Your objective → Work out how many lines of the entries have the word "amount" in them. Respond with that number only.

Given data below:

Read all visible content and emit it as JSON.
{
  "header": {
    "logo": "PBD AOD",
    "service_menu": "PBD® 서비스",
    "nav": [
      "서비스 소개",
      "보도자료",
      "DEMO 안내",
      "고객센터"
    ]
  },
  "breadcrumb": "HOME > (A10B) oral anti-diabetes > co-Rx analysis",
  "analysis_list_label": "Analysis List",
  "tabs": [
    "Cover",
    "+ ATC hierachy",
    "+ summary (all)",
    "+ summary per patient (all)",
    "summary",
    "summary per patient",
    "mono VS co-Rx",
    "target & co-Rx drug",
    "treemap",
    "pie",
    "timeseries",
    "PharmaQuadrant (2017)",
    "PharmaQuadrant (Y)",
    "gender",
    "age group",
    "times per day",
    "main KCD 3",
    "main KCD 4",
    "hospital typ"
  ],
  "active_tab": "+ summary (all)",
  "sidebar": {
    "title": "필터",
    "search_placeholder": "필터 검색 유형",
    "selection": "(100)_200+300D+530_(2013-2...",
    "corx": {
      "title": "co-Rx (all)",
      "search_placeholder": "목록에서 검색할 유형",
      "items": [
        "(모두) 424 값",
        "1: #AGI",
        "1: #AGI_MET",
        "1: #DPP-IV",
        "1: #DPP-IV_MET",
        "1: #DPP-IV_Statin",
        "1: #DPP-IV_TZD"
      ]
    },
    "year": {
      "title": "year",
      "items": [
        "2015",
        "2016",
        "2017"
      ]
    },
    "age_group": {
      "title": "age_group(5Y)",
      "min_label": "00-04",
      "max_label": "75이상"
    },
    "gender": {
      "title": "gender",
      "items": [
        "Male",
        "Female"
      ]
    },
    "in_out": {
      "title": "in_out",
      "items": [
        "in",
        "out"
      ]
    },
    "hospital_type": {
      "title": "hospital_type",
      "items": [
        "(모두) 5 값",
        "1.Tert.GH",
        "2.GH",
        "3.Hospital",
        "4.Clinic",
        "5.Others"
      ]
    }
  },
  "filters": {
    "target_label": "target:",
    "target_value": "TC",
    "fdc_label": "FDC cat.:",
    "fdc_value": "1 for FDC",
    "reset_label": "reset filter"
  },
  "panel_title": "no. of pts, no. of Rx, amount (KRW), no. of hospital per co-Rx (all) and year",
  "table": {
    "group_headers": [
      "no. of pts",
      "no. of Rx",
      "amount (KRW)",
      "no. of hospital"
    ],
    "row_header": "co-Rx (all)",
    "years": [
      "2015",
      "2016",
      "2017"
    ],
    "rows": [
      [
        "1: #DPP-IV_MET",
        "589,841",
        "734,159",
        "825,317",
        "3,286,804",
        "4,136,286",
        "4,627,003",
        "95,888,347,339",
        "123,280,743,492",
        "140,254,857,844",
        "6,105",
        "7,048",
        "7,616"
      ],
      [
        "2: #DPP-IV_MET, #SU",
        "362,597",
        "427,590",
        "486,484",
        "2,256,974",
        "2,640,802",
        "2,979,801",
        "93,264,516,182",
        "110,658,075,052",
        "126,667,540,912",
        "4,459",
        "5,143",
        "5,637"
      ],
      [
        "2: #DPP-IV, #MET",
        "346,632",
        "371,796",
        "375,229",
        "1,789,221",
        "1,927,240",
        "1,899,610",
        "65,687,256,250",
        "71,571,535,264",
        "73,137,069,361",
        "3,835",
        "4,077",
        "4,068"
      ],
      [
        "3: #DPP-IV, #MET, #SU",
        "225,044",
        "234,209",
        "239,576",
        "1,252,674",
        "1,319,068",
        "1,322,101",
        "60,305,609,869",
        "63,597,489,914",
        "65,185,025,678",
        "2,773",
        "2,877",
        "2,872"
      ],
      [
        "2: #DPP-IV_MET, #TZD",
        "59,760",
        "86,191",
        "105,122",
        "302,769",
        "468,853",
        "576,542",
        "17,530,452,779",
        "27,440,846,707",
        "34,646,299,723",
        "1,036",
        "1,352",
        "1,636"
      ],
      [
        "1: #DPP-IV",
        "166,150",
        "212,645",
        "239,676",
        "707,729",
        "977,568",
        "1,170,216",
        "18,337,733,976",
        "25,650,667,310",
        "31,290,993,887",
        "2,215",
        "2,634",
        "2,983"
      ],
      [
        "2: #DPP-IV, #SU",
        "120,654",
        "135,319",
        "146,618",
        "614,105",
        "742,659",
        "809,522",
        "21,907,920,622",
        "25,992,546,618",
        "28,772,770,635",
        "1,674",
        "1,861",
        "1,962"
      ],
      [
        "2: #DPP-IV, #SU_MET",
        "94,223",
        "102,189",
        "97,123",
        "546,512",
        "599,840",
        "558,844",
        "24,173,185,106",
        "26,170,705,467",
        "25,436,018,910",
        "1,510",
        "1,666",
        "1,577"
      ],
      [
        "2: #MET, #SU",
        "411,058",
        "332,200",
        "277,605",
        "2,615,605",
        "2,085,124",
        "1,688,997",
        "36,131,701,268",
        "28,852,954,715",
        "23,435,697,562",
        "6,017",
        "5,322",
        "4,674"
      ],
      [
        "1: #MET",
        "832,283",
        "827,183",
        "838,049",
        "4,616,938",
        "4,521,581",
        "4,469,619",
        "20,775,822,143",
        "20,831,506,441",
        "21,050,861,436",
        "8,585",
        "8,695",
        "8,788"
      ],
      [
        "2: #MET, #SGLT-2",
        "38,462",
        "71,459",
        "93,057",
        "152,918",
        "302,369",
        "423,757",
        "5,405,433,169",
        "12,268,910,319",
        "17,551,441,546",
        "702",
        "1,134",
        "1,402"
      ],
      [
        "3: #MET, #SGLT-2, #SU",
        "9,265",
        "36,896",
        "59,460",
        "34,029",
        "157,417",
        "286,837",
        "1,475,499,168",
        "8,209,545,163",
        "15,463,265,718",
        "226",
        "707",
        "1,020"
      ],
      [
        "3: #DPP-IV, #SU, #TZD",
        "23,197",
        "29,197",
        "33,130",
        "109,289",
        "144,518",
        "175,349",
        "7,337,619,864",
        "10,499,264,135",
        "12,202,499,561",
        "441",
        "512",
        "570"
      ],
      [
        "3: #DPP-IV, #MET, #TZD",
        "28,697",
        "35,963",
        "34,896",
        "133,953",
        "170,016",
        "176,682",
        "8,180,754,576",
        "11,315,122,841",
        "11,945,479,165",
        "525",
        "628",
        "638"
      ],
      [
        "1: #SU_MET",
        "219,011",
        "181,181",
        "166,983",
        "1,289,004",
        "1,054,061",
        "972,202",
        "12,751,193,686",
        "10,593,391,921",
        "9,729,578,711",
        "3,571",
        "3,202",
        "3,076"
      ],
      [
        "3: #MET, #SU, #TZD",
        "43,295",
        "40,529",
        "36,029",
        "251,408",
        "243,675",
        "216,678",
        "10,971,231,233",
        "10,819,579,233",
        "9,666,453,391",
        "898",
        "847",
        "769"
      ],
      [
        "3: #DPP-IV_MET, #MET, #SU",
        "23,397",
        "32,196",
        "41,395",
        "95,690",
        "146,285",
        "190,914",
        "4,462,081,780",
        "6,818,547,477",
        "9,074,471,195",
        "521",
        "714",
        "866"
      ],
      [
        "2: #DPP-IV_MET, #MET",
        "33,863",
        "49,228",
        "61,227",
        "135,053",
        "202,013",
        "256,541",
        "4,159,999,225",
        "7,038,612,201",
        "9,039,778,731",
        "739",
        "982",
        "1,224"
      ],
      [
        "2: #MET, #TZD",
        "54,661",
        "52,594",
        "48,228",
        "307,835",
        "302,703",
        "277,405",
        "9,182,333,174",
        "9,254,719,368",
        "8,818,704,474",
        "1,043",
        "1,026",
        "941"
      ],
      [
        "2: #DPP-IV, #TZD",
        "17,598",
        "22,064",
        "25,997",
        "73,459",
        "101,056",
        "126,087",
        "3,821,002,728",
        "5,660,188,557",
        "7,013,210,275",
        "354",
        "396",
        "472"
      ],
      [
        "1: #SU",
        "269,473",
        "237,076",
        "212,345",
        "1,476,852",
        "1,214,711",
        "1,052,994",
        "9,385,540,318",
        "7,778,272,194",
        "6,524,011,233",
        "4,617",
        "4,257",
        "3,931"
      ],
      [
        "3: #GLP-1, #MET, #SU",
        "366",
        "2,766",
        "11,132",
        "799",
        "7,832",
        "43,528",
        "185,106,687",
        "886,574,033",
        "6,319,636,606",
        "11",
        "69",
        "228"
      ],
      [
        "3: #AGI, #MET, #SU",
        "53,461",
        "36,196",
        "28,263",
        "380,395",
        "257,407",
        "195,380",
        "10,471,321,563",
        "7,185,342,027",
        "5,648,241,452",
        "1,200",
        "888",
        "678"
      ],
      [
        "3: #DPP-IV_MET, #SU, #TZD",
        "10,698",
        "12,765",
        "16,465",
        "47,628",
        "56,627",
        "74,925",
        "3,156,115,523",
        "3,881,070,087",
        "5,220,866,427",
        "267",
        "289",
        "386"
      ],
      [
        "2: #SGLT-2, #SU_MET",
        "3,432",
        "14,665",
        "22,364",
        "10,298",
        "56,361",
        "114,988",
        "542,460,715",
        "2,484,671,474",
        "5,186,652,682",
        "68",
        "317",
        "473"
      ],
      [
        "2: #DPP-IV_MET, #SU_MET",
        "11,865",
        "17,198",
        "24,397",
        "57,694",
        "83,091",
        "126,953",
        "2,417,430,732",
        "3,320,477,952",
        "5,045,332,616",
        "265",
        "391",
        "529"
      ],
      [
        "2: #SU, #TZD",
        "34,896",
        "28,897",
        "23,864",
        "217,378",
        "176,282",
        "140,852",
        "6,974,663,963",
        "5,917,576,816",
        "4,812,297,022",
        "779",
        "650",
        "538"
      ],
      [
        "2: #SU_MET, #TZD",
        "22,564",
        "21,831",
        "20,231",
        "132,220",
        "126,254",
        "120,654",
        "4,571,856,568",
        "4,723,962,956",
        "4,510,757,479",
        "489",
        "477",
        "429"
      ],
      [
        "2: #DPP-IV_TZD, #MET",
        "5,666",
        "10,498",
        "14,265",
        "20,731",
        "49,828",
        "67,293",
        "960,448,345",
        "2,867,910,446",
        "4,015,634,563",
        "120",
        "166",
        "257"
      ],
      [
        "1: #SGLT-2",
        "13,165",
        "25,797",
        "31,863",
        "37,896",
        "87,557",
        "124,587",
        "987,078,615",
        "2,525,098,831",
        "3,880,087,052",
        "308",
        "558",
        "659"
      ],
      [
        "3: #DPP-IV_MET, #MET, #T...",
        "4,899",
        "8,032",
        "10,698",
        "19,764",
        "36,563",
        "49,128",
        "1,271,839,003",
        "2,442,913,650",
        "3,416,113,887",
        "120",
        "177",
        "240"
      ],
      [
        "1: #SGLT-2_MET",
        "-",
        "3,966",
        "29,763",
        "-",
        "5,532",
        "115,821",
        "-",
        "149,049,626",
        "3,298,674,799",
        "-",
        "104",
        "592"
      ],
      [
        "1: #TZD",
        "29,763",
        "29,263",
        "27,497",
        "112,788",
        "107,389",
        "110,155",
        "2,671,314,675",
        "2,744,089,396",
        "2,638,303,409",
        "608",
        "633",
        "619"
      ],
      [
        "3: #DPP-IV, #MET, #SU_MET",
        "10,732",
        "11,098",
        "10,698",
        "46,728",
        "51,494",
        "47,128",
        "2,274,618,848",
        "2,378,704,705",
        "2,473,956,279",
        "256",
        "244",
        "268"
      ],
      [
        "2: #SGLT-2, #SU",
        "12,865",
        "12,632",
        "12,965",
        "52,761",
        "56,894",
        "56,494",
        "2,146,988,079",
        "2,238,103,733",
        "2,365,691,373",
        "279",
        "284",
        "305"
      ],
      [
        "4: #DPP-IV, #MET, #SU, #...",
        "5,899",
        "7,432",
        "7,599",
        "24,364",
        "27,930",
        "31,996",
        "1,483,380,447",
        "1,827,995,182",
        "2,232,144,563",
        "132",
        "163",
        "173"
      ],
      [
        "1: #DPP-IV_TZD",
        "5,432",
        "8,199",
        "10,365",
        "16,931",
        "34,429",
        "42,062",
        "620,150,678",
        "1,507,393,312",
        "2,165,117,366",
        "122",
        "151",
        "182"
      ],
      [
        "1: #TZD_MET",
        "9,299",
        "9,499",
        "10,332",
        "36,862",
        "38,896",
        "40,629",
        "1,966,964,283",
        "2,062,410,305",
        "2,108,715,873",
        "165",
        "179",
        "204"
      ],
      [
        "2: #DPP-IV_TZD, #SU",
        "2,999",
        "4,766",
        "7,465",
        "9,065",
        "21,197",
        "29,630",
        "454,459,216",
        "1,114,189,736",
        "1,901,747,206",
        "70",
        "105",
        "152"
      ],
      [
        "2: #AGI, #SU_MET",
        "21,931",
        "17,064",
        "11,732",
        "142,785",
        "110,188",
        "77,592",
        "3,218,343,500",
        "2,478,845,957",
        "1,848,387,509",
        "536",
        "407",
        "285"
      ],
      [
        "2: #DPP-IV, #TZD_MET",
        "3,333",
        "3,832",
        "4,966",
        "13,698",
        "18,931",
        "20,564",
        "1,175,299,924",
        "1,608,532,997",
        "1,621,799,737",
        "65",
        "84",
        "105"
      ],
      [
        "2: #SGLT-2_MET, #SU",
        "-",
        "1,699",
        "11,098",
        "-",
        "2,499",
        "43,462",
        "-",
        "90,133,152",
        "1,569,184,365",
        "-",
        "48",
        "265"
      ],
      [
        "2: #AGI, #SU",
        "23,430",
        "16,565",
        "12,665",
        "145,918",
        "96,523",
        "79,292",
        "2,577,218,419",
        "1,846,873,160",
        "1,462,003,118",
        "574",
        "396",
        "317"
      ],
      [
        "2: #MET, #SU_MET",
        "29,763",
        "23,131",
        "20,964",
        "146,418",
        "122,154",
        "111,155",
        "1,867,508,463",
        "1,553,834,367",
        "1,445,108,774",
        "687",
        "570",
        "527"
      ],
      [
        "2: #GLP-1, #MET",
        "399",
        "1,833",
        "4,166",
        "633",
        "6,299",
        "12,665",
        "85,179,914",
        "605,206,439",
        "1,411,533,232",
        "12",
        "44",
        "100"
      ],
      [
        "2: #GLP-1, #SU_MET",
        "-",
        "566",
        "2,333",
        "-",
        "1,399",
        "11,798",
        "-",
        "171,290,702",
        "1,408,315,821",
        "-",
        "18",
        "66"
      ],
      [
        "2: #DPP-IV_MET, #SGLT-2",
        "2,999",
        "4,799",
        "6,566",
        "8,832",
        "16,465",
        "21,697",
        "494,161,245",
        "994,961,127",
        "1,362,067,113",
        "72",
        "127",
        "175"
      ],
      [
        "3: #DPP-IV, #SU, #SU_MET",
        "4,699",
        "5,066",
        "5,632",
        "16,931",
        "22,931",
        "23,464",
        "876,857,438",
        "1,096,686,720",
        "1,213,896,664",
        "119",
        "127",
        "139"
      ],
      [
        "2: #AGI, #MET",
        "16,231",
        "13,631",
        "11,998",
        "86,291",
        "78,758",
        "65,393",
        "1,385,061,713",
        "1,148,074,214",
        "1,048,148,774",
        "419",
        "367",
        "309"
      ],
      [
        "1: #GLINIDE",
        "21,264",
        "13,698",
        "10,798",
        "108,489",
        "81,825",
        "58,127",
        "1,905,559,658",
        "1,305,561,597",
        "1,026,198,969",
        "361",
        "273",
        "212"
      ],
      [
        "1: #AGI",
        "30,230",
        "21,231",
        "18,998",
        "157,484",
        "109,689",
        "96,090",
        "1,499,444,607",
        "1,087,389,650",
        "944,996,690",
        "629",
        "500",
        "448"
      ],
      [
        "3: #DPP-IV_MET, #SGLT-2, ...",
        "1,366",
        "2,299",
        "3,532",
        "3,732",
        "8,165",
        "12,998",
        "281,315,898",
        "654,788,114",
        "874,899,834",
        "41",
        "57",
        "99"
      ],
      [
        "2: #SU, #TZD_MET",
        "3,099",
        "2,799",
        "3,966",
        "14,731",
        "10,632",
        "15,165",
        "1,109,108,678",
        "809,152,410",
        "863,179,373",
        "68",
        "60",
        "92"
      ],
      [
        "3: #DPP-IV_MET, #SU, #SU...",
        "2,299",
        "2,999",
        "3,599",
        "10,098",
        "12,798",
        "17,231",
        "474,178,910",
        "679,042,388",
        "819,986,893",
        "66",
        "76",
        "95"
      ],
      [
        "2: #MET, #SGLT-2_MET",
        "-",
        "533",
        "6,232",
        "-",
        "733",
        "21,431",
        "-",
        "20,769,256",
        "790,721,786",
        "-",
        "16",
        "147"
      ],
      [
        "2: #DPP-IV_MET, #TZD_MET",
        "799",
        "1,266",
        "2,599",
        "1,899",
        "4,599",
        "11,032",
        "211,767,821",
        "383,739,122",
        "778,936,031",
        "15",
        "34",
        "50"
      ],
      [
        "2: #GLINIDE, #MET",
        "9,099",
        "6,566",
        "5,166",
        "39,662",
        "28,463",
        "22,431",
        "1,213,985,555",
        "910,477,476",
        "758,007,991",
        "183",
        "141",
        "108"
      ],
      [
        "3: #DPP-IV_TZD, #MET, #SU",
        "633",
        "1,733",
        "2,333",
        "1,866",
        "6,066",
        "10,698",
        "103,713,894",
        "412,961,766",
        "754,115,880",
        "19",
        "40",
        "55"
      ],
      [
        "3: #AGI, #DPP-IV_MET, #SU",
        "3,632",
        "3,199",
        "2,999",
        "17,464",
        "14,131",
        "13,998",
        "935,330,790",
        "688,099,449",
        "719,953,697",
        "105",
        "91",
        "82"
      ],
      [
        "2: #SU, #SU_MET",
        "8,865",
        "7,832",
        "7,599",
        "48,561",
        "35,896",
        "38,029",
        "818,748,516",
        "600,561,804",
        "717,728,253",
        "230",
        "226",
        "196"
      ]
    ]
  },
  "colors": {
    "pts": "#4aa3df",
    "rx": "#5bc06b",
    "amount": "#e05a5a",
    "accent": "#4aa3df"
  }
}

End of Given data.

Solution to the problem → 3